Remember when interest rates were bouncing around the 6-7% mark, and homes were flying off the shelves? And remember how buyers in that wild market would forgo inspections, write offers on the hoods of their cars, and painstakingly draft impassioned letters of introduction to sellers, pleading for clemency in the life-sentence of homelessness the market was imposing on them? We’ve all watched the steady deflation of the confidence that accompanied those times, to be replaced by the looming grey cloud of indecision and angst.
However, the reality is that rates have fluctuated less than 3 points in the past 8 years (2000-2007)- all the way back as far as 2000, when we reached a high that year of 8.52%, right around the time the DotBombs were imploding, and the country was talking recession. The lowest we’ve seen since then was June of 2003, when rates briefly bottomed at 5.23%. Throughout the next 4 years, the lowest point was a short stop at 5.45% in March of 2004. The remainder of that timespan was spent hovering between the high 5’s, to the high 6’s.
On the surface of it, there are a few obvious reasons for the mental shift; the subprime collapse, Wall Street’s subsequent malaise, an interminable election, to accompany an equally interminable war, and the list goes on. However, as I look at the chart of interest rates over the past 30 years, I can’t help but think that maybe the Fed’s got it all wrong. Maybe instead of a stimulus carrot, in the form of lowered interest rates, Bernanke needs to provide a stimulus stick- in the form of a rate hike.
If you look at it, the market’s appear stuck; buyer’s aren’t buying, businesses are slowing, and banks are still losing money, which we, the taxpayers, get to shoulder as part of our tax burden thanks to the generous ‘handout’ they were provided earlier this year.
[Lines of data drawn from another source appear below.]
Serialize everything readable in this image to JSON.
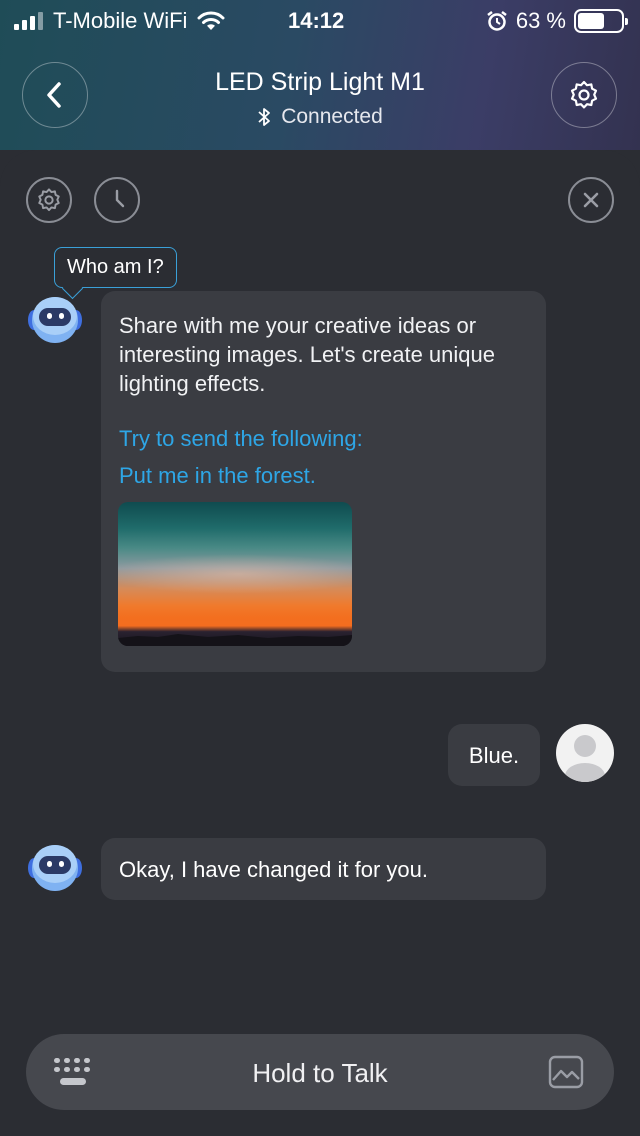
{
  "status_bar": {
    "carrier": "T-Mobile WiFi",
    "time": "14:12",
    "battery_percent": "63 %",
    "battery_level": 0.63
  },
  "header": {
    "title": "LED Strip Light M1",
    "connection": "Connected",
    "back_icon": "chevron-left-icon",
    "settings_icon": "gear-icon",
    "bluetooth_icon": "bluetooth-icon"
  },
  "toolbar": {
    "settings_icon": "gear-icon",
    "history_icon": "clock-icon",
    "close_icon": "close-icon"
  },
  "assistant": {
    "tooltip": "Who am I?"
  },
  "messages": [
    {
      "role": "bot",
      "text": "Share with me your creative ideas or interesting images. Let's create unique lighting effects.",
      "hint": "Try to send the following:",
      "sample": "Put me in the forest."
    },
    {
      "role": "user",
      "text": "Blue."
    },
    {
      "role": "bot",
      "text": "Okay, I have changed it for you."
    }
  ],
  "input": {
    "talk_label": "Hold to Talk",
    "keyboard_icon": "keyboard-icon",
    "image_icon": "image-icon"
  },
  "colors": {
    "header_start": "#1f4c57",
    "header_end": "#3b3d66",
    "background": "#2b2d33",
    "bubble": "#3a3c42",
    "accent": "#2ea6e6"
  }
}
Part of the revenue stream those banks need comes from interest rates- the wider the spread, the better. If you look at it, we’re in a descending spiral on most fronts: shrinking employment numbers, declining prices on homes, fuel, and consumer goods, and further rumors of lower interest rates. It all sounds like a serious lack of confidence.
Maybe, and this may sound counterintuitive, but humor me for a minute. What if the Fed announced they were going to begin hiking interest rates? I’m guessing there would suddenly be a significant number of homebuyers finding a new motivation to buy, as they witnessed the erosion of their buying power in very real terms. Rather than waiting like school girls in a game of double dutch, anxiously timing the next swing of the market, they’d have a clear signal that the rope was on the upswing, and it’s time to play, or miss out.
Wouldn’t a rate hike also indicate a bump in confidence from those in the know? If inflation, rather than deflation, were a concern, wouldn’t that indicate economic growth? And, taking this little confidence game to its logical end, wouldn’t we all feel just a little better knowing that steps were being taken to prevent things from getting out of hand in the growth department?
Assuming we all bought the story, which thus far we’re all assuming we’ve got the inside scoop on the status quo, wouldn’t we start acting just that little bit more confident in our future earning ability? And how do you think that would affect the bottom line? I, for one, think it’s worth a try. I mean, put in perspective, I like my confidence game a whole lot more than the one Bernard Madoff pulled!
Author’s Note: I prepared this as a draft the day before the Fed annouced they were dropping the rate to the ‘New Historic Low’. I guess we’re not on the same wavelength. However, in my defense, as the previous link indicates, response to this news has been mixed, and with a couple of days to think about it, investors are already looking for new ways to outsmart themselves.